MGM Resorts International announced last week they had sued 1000’s of plaintiffs who had sued the company after last fall’s bloody Mandalay Bay Las Vegas shooting. On October 1, Stephen Paddock fired his semiautomatic rifles out his 32nd floor Mandalay Bay Hotel room onto country music goers below killing 58 people and injuring 500 others. The hotel claims their security vendor, Contemporary Services Corp, followed all correct security procedures and are not liable.
This is an aggressive litigation tactic designed to win the battle to avoid liability for damages. While MGM may win the legal battle, they have already lost the hearts and minds of the public. Risky, considering legal experts say it’s an untested strategy, relying on a post September 11 federal law designed to protect companies employing anti-terrorist technologies.
In the past, when brands have faced disasters, a frequent strategy has been to go the route of alternative dispute resolutions and agreeing to settlements managed by special masters. But even these settlements are enormously expensive.
MGM Resorts is instead rolling the legal dice. MGM has an experienced top communicator in the executive ranks. The question is did she argue against this strategy in the board room? Was she outflanked by the legal team or the CEO or both?
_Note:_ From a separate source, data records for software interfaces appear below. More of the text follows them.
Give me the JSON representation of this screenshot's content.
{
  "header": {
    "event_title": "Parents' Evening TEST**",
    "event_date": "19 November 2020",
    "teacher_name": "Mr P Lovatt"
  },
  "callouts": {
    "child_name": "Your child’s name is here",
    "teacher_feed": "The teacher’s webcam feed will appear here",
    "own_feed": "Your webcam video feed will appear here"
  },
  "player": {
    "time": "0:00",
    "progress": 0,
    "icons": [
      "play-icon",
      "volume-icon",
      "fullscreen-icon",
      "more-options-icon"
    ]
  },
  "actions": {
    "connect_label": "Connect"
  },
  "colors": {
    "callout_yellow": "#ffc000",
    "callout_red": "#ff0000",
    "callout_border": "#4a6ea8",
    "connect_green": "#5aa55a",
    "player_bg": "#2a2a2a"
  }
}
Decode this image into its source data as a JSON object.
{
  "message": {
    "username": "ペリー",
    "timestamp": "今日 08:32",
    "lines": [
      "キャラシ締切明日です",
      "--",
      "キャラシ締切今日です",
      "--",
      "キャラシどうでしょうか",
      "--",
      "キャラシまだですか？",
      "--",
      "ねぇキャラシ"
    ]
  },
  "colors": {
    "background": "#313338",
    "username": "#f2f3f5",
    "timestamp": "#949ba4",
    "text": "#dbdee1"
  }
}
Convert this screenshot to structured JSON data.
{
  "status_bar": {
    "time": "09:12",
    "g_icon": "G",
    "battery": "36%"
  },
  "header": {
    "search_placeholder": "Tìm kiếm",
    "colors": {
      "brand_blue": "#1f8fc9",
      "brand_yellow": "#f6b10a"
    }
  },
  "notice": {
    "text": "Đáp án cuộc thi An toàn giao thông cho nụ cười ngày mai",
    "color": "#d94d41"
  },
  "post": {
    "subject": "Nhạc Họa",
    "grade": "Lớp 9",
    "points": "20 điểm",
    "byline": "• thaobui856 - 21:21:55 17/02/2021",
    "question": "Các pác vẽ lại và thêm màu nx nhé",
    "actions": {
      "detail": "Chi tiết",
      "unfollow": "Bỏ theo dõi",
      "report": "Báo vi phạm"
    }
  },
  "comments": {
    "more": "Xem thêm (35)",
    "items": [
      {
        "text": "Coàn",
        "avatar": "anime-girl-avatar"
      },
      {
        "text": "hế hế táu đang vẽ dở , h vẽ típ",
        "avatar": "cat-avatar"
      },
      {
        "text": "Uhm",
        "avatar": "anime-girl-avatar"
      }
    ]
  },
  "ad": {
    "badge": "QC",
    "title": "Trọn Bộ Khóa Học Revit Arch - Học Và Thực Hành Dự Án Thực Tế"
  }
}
In an ironic twist, earlier this year, MGM Resorts boasted of its ranking as one of the world’s most admired companies according to Fortune. With this legal strategy, the public has already rendered its verdict on the reputation of the brand, launching a boycott of MGM properties.